Sunday, June 20, 2010

To Resurrect Enchantment

© 2010 Oona McOuat

At my doorstep, there are cozy cob houses made by mud girls; there are jack in the beanstalk, rose-scented gardens; there is a quartz crystal mountaintop with an ocean view. 

My neighbour Molly's cob house & the mud girls who made it.

At my doorstep, there is a road with a steady, hurried stream of fossil fuel guzzling cars; there is a garbage transfer station where household waste sits waiting to be shipped to distant landfills; there is land that is honoured less for its life giving properties than its cash value.

Both versions of this story are true.  To see the first without the second is naively perpetuating a state of denial.  To see the second without the first is doing a disservice to the transformative potential of enchantment.

Calamitous oil spills, compulsive consumption, crumbling economies, and vanishing species... A profit-blinded push for total industrialization and an information technology addiction, which is eroding true relationship... There is no time for debate; the hourglass has been set in motion.  We must act now to bring life on this planet into balance and we must root our actions in the fertile, potent soil of enchantment.

The pathway to true enchantment bypasses flights of fancy.  It traverses a heart broken open by caring and compassion to arrive at the sweet and primal wilderness within.  

Sun on skin, a ripe strawberry, a pure white feather bed...  When we drop into our breath and body and fully engage with what is here and now, our senses can guide us into enchantment’s realm.  Here, the improbable is possible, the deeply personal is universal, and our collective imagination has unlimited potential to weave mystery and wholeness.

Dolphins’ dance and a mermaid’s song...  a message in a nautilus shell, and we believe in healed oceans.  

Photo by Leigh Hilbert

Wizard mist and hummingbird joy, and we arrive in a velvety, shimmering meadow of inspiration.  Here, a simple twig asks a mossy question and we answer by building a house of wattle and daub, and then we sing, laugh, weep, play, nurture, plant and celebrate with a luminosity bright enough to guide the whole world home.

The days are long now where I live.  The trees have miraculously burst forth in foliage, the birds in song.  This midpoint of the light half of the year is potent.  The fields and forests are alive with fervent whisperings of pleasure and delight.  Once upon a time, this was the season when the hives were full of honey and the honey was fermented to make mead. This month’s full moon was honoured as the Mead Moon, the "honeymoon" and marked a cycle of heightened love, passion, and bounty.

Midsummer’s dew was full of magic.  Women washed their faces in it to call forth youth and beauty; they skipped naked through it to help conceive a child.

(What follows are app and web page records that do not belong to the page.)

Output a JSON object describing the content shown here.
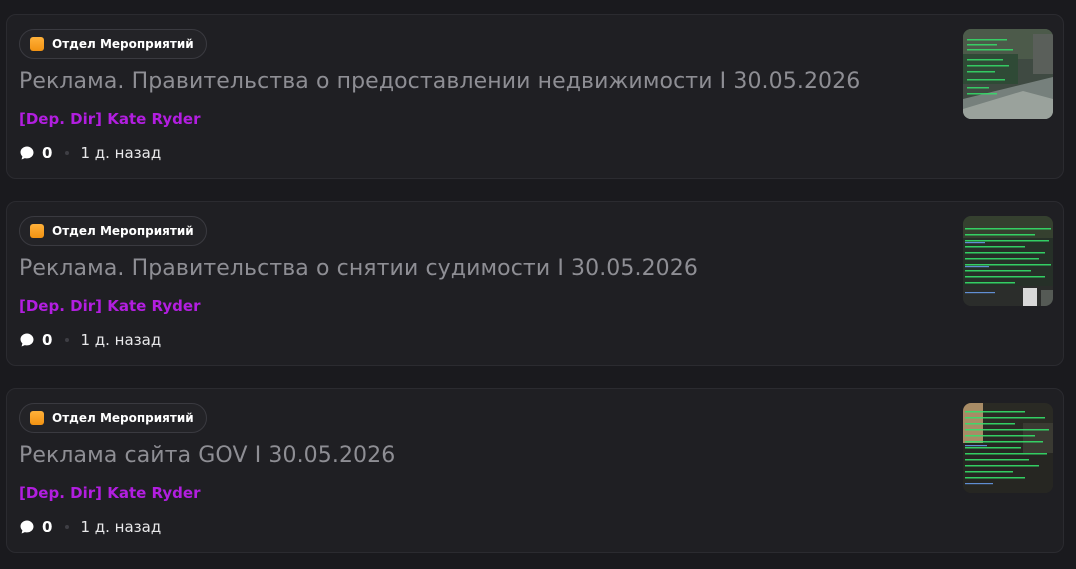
{
  "posts": [
    {
      "tag": {
        "label": "Отдел Мероприятий",
        "icon": "orange-square-icon"
      },
      "title": "Реклама. Правительства о предоставлении недвижимости I 30.05.2026",
      "author": "[Dep. Dir] Kate Ryder",
      "comments": "0",
      "time": "1 д. назад",
      "thumbnail": "screenshot-thumbnail"
    },
    {
      "tag": {
        "label": "Отдел Мероприятий",
        "icon": "orange-square-icon"
      },
      "title": "Реклама. Правительства о снятии судимости I 30.05.2026",
      "author": "[Dep. Dir] Kate Ryder",
      "comments": "0",
      "time": "1 д. назад",
      "thumbnail": "screenshot-thumbnail"
    },
    {
      "tag": {
        "label": "Отдел Мероприятий",
        "icon": "orange-square-icon"
      },
      "title": "Реклама сайта GOV I 30.05.2026",
      "author": "[Dep. Dir] Kate Ryder",
      "comments": "0",
      "time": "1 д. назад",
      "thumbnail": "screenshot-thumbnail"
    }
  ],
  "colors": {
    "background": "#1a1a1e",
    "card": "#1f1f23",
    "title": "#8e8e94",
    "author": "#b21ee0",
    "tag_icon": "#f5a020"
  }
}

Mid-summer plants, especially calendula, had miraculous healing powers.  One special plant that flowered only on Midsummer Night’s Eve would teach the one who picked it the language of the trees.

Photo by Phillip Klinger

Is it possible that all that was, still is, but we have simply stopped believing and perceiving it?

Enchantment:  from the Old French enchanter, from the Latin incantare - to utter an incantation, to cast a spell. On this Solstice, I call forth the power of enchantment.  May we dip into the sweetness of summer and apply it like a balm to the wounded.  May we feel and hear the canorous – the richly melodious, tuneful song of the natural world around us.  May we see the beauty, be our beauty as we drop our buckets into the bottomless well of enchantment and draw forth objects to inspire acts of loving kindness:  a silver comb to untangle our differences, a stone in a soup pot to feed the hungry, a mushroom that eats spilled oil. 

Oil Eating Oyster Mushrooms

Photo from archives of  British Mycological Society

May we be entranced, enamoured and enraptured by all we are, by all that is, and by all our strong and broken open hearts’ desire to be.  

Blessed Be,

No comments: